Extracted material below:
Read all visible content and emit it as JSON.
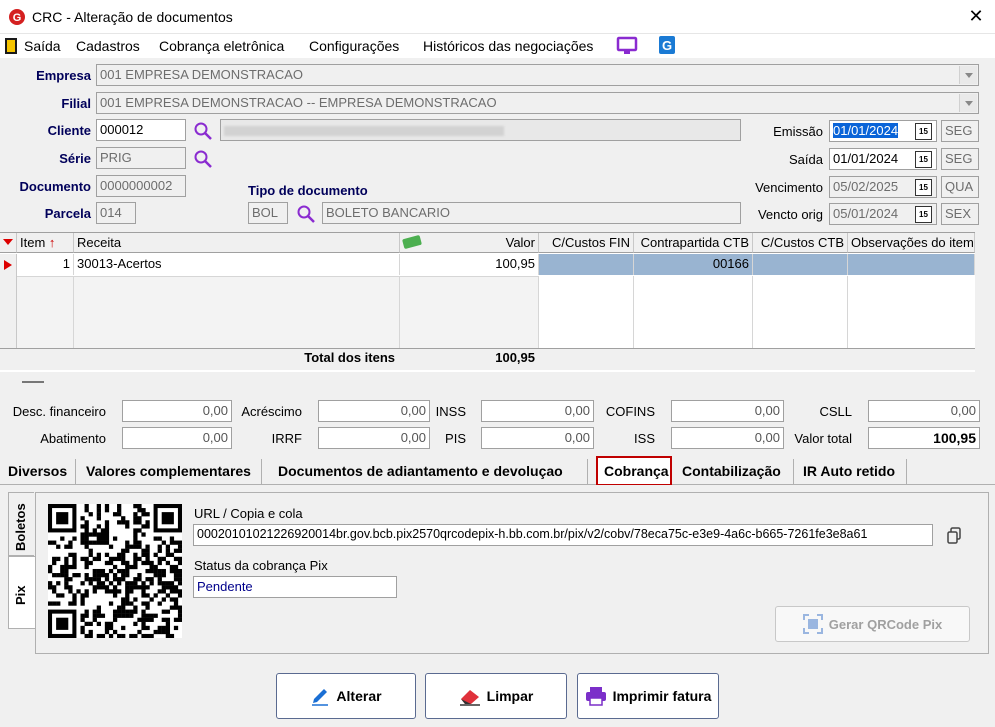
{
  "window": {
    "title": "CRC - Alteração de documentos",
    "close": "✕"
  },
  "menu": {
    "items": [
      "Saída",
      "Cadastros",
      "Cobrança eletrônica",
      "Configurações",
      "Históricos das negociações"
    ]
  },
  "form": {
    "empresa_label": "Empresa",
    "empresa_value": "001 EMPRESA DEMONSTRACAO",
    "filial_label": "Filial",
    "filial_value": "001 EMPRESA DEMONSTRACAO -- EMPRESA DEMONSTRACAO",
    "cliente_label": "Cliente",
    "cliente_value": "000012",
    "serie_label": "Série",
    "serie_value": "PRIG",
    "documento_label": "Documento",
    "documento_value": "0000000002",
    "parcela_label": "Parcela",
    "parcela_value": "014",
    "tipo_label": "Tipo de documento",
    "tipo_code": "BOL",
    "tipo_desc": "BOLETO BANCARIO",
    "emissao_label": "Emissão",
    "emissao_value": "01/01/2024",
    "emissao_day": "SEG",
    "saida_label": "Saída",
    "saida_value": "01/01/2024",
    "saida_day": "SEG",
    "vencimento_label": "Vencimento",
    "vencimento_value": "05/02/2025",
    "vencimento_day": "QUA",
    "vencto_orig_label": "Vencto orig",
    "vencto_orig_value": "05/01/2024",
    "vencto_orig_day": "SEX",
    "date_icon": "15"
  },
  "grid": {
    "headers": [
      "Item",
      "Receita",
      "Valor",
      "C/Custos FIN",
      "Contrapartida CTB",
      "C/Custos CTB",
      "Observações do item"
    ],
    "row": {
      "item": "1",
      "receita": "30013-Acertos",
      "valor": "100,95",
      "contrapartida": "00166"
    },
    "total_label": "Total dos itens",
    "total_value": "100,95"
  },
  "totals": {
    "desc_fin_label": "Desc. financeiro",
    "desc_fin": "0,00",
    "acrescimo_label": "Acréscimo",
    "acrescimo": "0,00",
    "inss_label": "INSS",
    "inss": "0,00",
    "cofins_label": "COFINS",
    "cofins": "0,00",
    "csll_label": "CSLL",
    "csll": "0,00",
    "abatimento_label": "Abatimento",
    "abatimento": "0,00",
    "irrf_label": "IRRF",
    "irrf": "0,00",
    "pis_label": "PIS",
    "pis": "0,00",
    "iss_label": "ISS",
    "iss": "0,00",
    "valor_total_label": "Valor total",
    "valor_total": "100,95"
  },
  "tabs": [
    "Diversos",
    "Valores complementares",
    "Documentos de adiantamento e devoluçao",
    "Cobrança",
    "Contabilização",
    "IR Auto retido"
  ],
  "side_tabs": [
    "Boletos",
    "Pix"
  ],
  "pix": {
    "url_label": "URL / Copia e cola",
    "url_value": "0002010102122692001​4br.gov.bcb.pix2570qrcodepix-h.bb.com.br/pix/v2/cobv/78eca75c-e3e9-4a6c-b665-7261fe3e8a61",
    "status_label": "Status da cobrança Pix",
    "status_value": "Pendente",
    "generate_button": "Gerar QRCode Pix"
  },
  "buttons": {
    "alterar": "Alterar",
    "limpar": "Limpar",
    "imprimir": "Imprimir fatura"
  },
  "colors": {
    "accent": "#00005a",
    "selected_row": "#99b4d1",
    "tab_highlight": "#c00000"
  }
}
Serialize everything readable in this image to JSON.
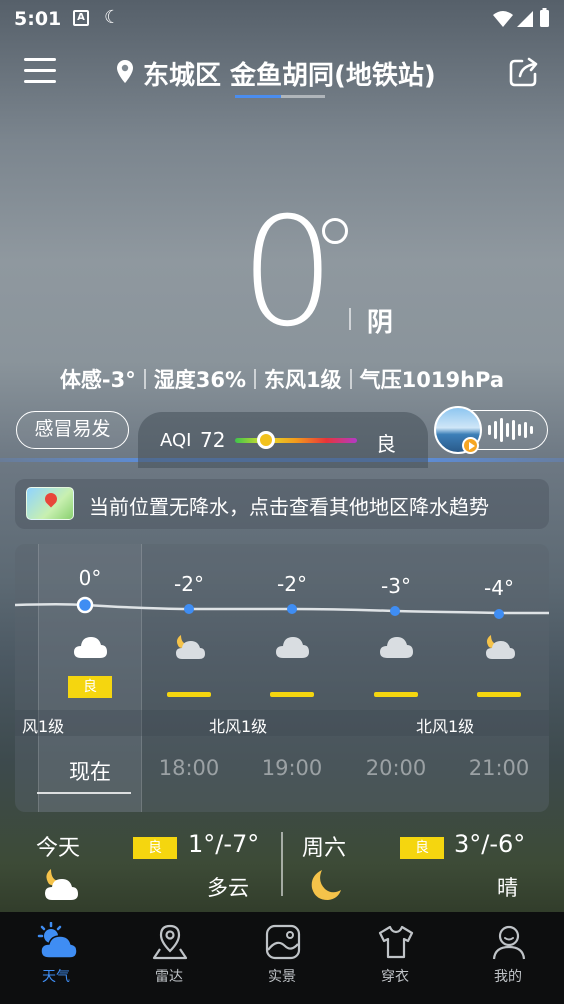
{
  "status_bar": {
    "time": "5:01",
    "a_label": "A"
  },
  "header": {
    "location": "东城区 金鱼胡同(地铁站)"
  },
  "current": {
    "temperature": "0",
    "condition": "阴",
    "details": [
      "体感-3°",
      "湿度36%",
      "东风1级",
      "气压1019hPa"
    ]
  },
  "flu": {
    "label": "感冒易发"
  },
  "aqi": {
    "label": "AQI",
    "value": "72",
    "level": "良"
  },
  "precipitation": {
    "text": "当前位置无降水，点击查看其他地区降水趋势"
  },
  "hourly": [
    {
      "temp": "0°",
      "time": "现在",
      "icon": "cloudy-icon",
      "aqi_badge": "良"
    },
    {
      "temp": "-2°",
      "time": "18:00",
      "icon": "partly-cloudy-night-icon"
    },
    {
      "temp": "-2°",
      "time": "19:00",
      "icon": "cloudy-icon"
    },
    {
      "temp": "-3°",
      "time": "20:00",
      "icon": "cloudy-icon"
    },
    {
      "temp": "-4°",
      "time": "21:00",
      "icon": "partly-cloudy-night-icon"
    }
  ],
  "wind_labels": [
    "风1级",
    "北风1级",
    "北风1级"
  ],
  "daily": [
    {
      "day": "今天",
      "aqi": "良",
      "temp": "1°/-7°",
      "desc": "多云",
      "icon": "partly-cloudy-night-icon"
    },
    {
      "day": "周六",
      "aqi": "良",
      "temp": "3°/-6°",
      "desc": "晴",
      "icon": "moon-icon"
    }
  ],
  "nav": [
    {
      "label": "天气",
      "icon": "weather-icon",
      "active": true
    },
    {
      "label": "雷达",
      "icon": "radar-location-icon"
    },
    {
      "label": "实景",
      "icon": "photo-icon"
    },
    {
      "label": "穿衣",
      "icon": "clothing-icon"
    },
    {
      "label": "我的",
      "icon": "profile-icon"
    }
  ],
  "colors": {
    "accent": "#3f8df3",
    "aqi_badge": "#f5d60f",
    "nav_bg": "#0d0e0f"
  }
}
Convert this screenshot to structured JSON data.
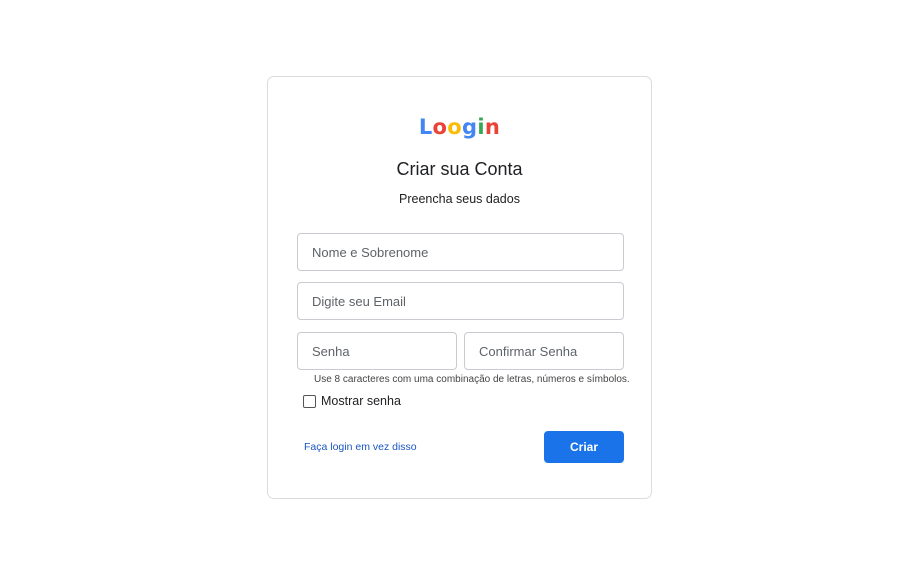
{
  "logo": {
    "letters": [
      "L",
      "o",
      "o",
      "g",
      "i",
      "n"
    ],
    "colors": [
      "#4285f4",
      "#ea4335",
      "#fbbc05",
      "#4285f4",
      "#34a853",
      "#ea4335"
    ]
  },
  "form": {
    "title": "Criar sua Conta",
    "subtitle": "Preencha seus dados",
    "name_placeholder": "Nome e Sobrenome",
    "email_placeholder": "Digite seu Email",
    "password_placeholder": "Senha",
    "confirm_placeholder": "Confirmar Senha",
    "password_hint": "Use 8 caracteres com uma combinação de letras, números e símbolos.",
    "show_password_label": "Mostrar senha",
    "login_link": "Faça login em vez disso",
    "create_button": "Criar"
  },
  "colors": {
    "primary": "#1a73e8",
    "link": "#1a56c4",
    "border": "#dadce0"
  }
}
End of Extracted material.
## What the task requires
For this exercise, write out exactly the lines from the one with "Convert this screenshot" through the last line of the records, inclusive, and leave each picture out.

## Answer to this problem
Convert this screenshot to structured JSON data.
{
  "logo": {
    "letters": [
      "L",
      "o",
      "o",
      "g",
      "i",
      "n"
    ],
    "colors": [
      "#4285f4",
      "#ea4335",
      "#fbbc05",
      "#4285f4",
      "#34a853",
      "#ea4335"
    ]
  },
  "form": {
    "title": "Criar sua Conta",
    "subtitle": "Preencha seus dados",
    "name_placeholder": "Nome e Sobrenome",
    "email_placeholder": "Digite seu Email",
    "password_placeholder": "Senha",
    "confirm_placeholder": "Confirmar Senha",
    "password_hint": "Use 8 caracteres com uma combinação de letras, números e símbolos.",
    "show_password_label": "Mostrar senha",
    "login_link": "Faça login em vez disso",
    "create_button": "Criar"
  },
  "colors": {
    "primary": "#1a73e8",
    "link": "#1a56c4",
    "border": "#dadce0"
  }
}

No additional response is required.